Although we use restaurants and pubs - and sometimes talk as if we own them ("it's my local") - we don't really expect to have any say in the way they're run. But we expect the club to come and listen to us in supporters' club meetings or to answer our letters criticising things that are done in the transfer market.

This has implications for the way a football club is run. Most football clubs in the UK are limited companies with shareholders and directors. The shareholders own the business. The directors run the club and have financial responsibilities to the club's creditors and responsibilities to the shareholders to run things in line with their wishes.

In most businesses, provided they stay within the law, the directors and shareholders can do what they want. If the directors mess up on a massive scale, it's a matter for them and the shareholders to sort out.

Football's not like that. Football's recent history is one of guerrilla warfare between the fans and the legal owners. In some cases, the fans have been formidable and have out gunned the board in business experience or PR skills. In other cases, the fans have pursued crazy campaigns with no understanding of the real issues. In all cases, the dispute has been damaging to the club.

The essential components of professional football clubs are that they need a ground to play on, training facilities and a squad of players with a skilled (or lucky) manager. They have income from television, sponsorship and gate receipts but they do need working capital in the form of equity or loans, or both. They must be professionally managed in their commercial activities if they are to exploit opportunities and survive in the Premier League, or keep their heads above water in the lower leagues. And they also need true supporters, not just people who turn up regularly, or occasionally, to watch a game.

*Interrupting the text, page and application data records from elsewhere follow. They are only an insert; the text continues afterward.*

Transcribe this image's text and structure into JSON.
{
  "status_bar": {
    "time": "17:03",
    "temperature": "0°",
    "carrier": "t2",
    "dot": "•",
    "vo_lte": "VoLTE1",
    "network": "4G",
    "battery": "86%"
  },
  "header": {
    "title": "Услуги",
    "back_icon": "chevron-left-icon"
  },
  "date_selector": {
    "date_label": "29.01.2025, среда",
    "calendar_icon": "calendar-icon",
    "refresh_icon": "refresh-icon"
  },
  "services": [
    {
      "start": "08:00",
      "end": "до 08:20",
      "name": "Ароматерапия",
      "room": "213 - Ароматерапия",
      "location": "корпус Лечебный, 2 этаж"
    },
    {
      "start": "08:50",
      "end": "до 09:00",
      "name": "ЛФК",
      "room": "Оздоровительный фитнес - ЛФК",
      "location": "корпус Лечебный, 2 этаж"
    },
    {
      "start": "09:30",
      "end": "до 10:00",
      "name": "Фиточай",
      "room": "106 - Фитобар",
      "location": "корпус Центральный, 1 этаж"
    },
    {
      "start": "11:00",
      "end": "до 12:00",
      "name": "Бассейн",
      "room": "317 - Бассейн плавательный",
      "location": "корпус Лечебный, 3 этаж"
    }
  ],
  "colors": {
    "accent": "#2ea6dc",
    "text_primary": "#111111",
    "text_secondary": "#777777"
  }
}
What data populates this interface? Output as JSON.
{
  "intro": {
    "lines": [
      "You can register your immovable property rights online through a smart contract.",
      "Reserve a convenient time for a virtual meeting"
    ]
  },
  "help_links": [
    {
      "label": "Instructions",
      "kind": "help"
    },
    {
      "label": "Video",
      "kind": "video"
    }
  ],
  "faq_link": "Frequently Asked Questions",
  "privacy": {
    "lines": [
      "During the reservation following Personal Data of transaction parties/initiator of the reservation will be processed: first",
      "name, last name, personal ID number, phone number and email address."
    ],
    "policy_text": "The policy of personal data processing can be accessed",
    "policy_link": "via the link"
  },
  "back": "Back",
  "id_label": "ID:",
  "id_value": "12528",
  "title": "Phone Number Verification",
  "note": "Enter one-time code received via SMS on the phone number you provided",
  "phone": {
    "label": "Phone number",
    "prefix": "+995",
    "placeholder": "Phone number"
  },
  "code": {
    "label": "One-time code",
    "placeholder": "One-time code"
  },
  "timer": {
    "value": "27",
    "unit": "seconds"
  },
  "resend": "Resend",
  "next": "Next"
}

The trick is to find a structure which balances these various needs and the interests of those concerned. The problem with any structure based on a traditional limited company is that the supporters never progress beyond a nominal shareholding or a token presence on the board.

A possible answer to all this lies in the "mutual" structure - in legal terms an industrial and provident society rather than a limited company. Until recently, co-ops or public benefit societies, such as housing associations, have operatedunder 19th century rules. People have now begun to realise that the mutual structure has great potential where the primary aim of an activity is not to make money, or where a community need is being met.

Some of the thinking which has been developed is relevant to football, particularly the point that, although fans like to think they "own" their club, they are not looking for a financial return. Indeed, many of them in their hearts feel there is something wrong in people making money out of football.

The first advantage of the mutual structure is that the members of a mutual society are its owners but have only nominal shareholdings - the rules can say that they cannot sell their shares at a profit and cannot realise the value of their shareholding on a sale or winding up. Members of a mutual can accurately reflect the real relationship between a fan and a football club, and the pressure of the need to make a return to shareholders can be removed.

The second advantage is that the structure can accommodate the need for professional management. This has been a problem with mutuals in the past, but it is now possible to register rules which reflect clearly the balance of power between a representative board which takes a broad view of the wellbeing of the society, and an executive board which has to deliver results on a day-to-day basis.

The third and most important advantage is that the structure can be flexible. My firm, Cobbetts, has developed entirely new sets of rules which alter the old balance between the interests of members, providers of capital, and executives - and define clearly where the rights of members begin and end, what issues they are entitled to decide and how significant their representation on the board should be.

If we are imaginative about it, a mutual structure can reflect accurately and healthily the true relationship between a football club and it fans.